# ACTIVITY:
Repeat each entry below without omitting a single word.

# INPUT MATERIAL:

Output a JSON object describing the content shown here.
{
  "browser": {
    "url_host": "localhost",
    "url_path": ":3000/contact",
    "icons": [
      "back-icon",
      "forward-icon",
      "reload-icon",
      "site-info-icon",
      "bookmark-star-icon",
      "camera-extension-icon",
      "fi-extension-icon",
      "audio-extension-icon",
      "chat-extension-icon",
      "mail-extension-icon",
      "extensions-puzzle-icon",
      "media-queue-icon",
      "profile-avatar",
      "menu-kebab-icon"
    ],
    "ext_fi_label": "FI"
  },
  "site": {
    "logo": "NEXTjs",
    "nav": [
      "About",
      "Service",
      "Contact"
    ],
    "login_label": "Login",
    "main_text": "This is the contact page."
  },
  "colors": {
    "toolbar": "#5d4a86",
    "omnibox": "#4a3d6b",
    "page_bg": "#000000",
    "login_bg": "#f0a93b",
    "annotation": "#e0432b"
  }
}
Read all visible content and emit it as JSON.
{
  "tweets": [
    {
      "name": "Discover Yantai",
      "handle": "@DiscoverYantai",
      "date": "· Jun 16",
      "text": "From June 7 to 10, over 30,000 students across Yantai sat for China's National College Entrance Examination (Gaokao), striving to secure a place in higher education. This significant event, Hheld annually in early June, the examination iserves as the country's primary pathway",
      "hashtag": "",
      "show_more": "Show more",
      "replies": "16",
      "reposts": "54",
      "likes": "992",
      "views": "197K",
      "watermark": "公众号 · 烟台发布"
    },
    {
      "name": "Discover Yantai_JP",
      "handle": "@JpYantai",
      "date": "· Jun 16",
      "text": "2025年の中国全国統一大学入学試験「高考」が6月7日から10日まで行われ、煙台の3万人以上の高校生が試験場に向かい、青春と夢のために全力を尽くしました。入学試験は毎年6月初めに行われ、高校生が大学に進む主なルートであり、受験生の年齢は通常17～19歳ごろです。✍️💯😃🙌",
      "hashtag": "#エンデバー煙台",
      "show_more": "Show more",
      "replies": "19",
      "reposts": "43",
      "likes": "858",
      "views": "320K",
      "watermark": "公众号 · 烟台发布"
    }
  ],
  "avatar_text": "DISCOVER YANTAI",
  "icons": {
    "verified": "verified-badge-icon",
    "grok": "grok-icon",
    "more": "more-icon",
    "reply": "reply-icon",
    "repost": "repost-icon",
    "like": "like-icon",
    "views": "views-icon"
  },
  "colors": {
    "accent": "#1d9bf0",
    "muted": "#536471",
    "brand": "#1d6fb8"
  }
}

# EXERCISE RESPONSE:
Output a JSON object describing the content shown here.
{
  "browser": {
    "url_host": "localhost",
    "url_path": ":3000/contact",
    "icons": [
      "back-icon",
      "forward-icon",
      "reload-icon",
      "site-info-icon",
      "bookmark-star-icon",
      "camera-extension-icon",
      "fi-extension-icon",
      "audio-extension-icon",
      "chat-extension-icon",
      "mail-extension-icon",
      "extensions-puzzle-icon",
      "media-queue-icon",
      "profile-avatar",
      "menu-kebab-icon"
    ],
    "ext_fi_label": "FI"
  },
  "site": {
    "logo": "NEXTjs",
    "nav": [
      "About",
      "Service",
      "Contact"
    ],
    "login_label": "Login",
    "main_text": "This is the contact page."
  },
  "colors": {
    "toolbar": "#5d4a86",
    "omnibox": "#4a3d6b",
    "page_bg": "#000000",
    "login_bg": "#f0a93b",
    "annotation": "#e0432b"
  }
}
Read all visible content and emit it as JSON.
{
  "tweets": [
    {
      "name": "Discover Yantai",
      "handle": "@DiscoverYantai",
      "date": "· Jun 16",
      "text": "From June 7 to 10, over 30,000 students across Yantai sat for China's National College Entrance Examination (Gaokao), striving to secure a place in higher education. This significant event, Hheld annually in early June, the examination iserves as the country's primary pathway",
      "hashtag": "",
      "show_more": "Show more",
      "replies": "16",
      "reposts": "54",
      "likes": "992",
      "views": "197K",
      "watermark": "公众号 · 烟台发布"
    },
    {
      "name": "Discover Yantai_JP",
      "handle": "@JpYantai",
      "date": "· Jun 16",
      "text": "2025年の中国全国統一大学入学試験「高考」が6月7日から10日まで行われ、煙台の3万人以上の高校生が試験場に向かい、青春と夢のために全力を尽くしました。入学試験は毎年6月初めに行われ、高校生が大学に進む主なルートであり、受験生の年齢は通常17～19歳ごろです。✍️💯😃🙌",
      "hashtag": "#エンデバー煙台",
      "show_more": "Show more",
      "replies": "19",
      "reposts": "43",
      "likes": "858",
      "views": "320K",
      "watermark": "公众号 · 烟台发布"
    }
  ],
  "avatar_text": "DISCOVER YANTAI",
  "icons": {
    "verified": "verified-badge-icon",
    "grok": "grok-icon",
    "more": "more-icon",
    "reply": "reply-icon",
    "repost": "repost-icon",
    "like": "like-icon",
    "views": "views-icon"
  },
  "colors": {
    "accent": "#1d9bf0",
    "muted": "#536471",
    "brand": "#1d6fb8"
  }
}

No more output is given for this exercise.